After the employees, controlling the message to the practice’s patients is the next priority. Ideally, patients will be informed of the practice transition prior to arriving at the practice for treatment, but sometimes the execution of the purchase agreement and closing of the sale are simultaneous and leave little time for letters to propagate through the mail. The patient letter needs to be a sincere message from the seller thanking them for their patronage, but it should mostly be used to introduce the buyer. Be sure to include biographical and family information on the purchaser as well as any academic accomplishments, advanced training or new technology being introduced in the practice. The letter should also make any required disclosures concerning custody of the records and continued care. Many practices maintain email or text message lists for their patients. While these are useful for reminding patients of appointments or wishing them a happy birthday, informing the patients of a practice sale and chart transfer should be done with a physical letter via mail.
Finally, informing the public of a practice transition is the last step and should not be taken until funds change hands and the sale closes. Many states allow for the Seller’s name to be used in the practice for a limited time (usually 12 months) after they depart to maximize the transfer of the business goodwill. If the practice is changing names or rebranding, it is important to take advantage of this opportunity to associate the selling doctor’s name with the “new” practice.
An additional consideration is the purchaser’s need for confidentiality. The purchaser’s current employer may locate a replacement dentist and terminate their employment if they find out the purchaser is shopping for a practice. Because patients are booked months in advance, most employment agreements require the associate dentist to give ample notice (60-90 days) before they can quit their job and purchase a practice. This period needs to be accounted for in the transition plan when scheduling the closing date for the sale. Though no one likes waiting 90 days for a sale to close, these situations provide abundant time for the buyer and seller to effectively inform the employees, patients and public of the impending transition.

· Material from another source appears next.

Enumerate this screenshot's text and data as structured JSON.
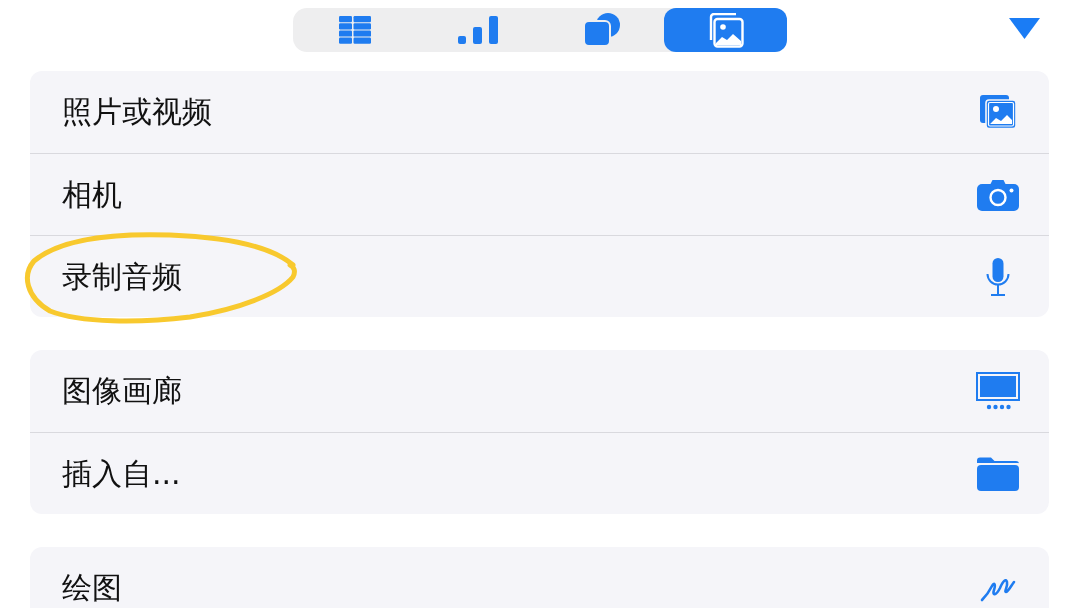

When it comes to telling patients and staff you’re selling your dental practice, some ways are better than others. With a little care and attention to detail, you should be able to control the message to your employees and patients and maximize the benefits reaped by your successor.

Preston Lovelace, JD, MS
President, ADS Lovelace and Associates, Inc.

Written by: Preston Lovelace, JD., MS.

Lovelace and Associates